§ Work instructions:
In the records below, some lines contain the word "Processuais". Copy each of them.
___ The input
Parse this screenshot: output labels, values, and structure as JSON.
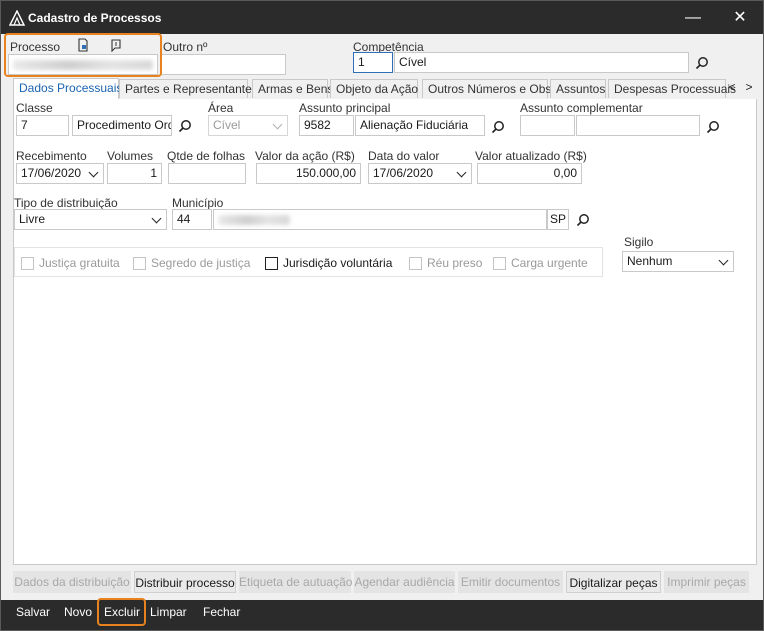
{
  "window": {
    "title": "Cadastro de Processos",
    "minimize_symbol": "—",
    "close_symbol": "✕"
  },
  "header": {
    "processo_label": "Processo",
    "outro_label": "Outro nº",
    "competencia_label": "Competência",
    "competencia_code": "1",
    "competencia_name": "Cível"
  },
  "tabs": [
    {
      "label": "Dados Processuais"
    },
    {
      "label": "Partes e Representantes"
    },
    {
      "label": "Armas e Bens"
    },
    {
      "label": "Objeto da Ação"
    },
    {
      "label": "Outros Números e Obs."
    },
    {
      "label": "Assuntos"
    },
    {
      "label": "Despesas Processuais"
    }
  ],
  "tab_nav": {
    "prev": "<",
    "next": ">"
  },
  "form": {
    "classe_label": "Classe",
    "classe_code": "7",
    "classe_name": "Procedimento Ordi",
    "area_label": "Área",
    "area_value": "Cível",
    "assunto_principal_label": "Assunto principal",
    "assunto_principal_code": "9582",
    "assunto_principal_name": "Alienação Fiduciária",
    "assunto_complementar_label": "Assunto complementar",
    "recebimento_label": "Recebimento",
    "recebimento_value": "17/06/2020",
    "volumes_label": "Volumes",
    "volumes_value": "1",
    "qtde_folhas_label": "Qtde de folhas",
    "valor_acao_label": "Valor da ação (R$)",
    "valor_acao_value": "150.000,00",
    "data_valor_label": "Data do valor",
    "data_valor_value": "17/06/2020",
    "valor_atualizado_label": "Valor atualizado (R$)",
    "valor_atualizado_value": "0,00",
    "tipo_distribuicao_label": "Tipo de distribuição",
    "tipo_distribuicao_value": "Livre",
    "municipio_label": "Município",
    "municipio_code": "44",
    "municipio_uf": "SP",
    "sigilo_label": "Sigilo",
    "sigilo_value": "Nenhum"
  },
  "checkboxes": [
    {
      "label": "Justiça gratuita",
      "checked": false,
      "enabled": false
    },
    {
      "label": "Segredo de justiça",
      "checked": false,
      "enabled": false
    },
    {
      "label": "Jurisdição voluntária",
      "checked": false,
      "enabled": true
    },
    {
      "label": "Réu preso",
      "checked": false,
      "enabled": false
    },
    {
      "label": "Carga urgente",
      "checked": false,
      "enabled": false
    }
  ],
  "actions": [
    {
      "label": "Dados da distribuição",
      "enabled": false
    },
    {
      "label": "Distribuir processo",
      "enabled": true
    },
    {
      "label": "Etiqueta de autuação",
      "enabled": false
    },
    {
      "label": "Agendar audiência",
      "enabled": false
    },
    {
      "label": "Emitir documentos",
      "enabled": false
    },
    {
      "label": "Digitalizar peças",
      "enabled": true
    },
    {
      "label": "Imprimir peças",
      "enabled": false
    }
  ],
  "bottom_buttons": [
    {
      "label": "Salvar"
    },
    {
      "label": "Novo"
    },
    {
      "label": "Excluir"
    },
    {
      "label": "Limpar"
    },
    {
      "label": "Fechar"
    }
  ],
  "colors": {
    "titlebar": "#2b2b2b",
    "highlight": "#e8821e",
    "active_tab_text": "#1b64b0"
  },
  "icons": [
    "app-icon",
    "document-icon",
    "note-icon",
    "search-icon",
    "chevron-down-icon"
  ]
}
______
§ Task solution:
      "label": "Dados Processuais"
      "label": "Despesas Processuais"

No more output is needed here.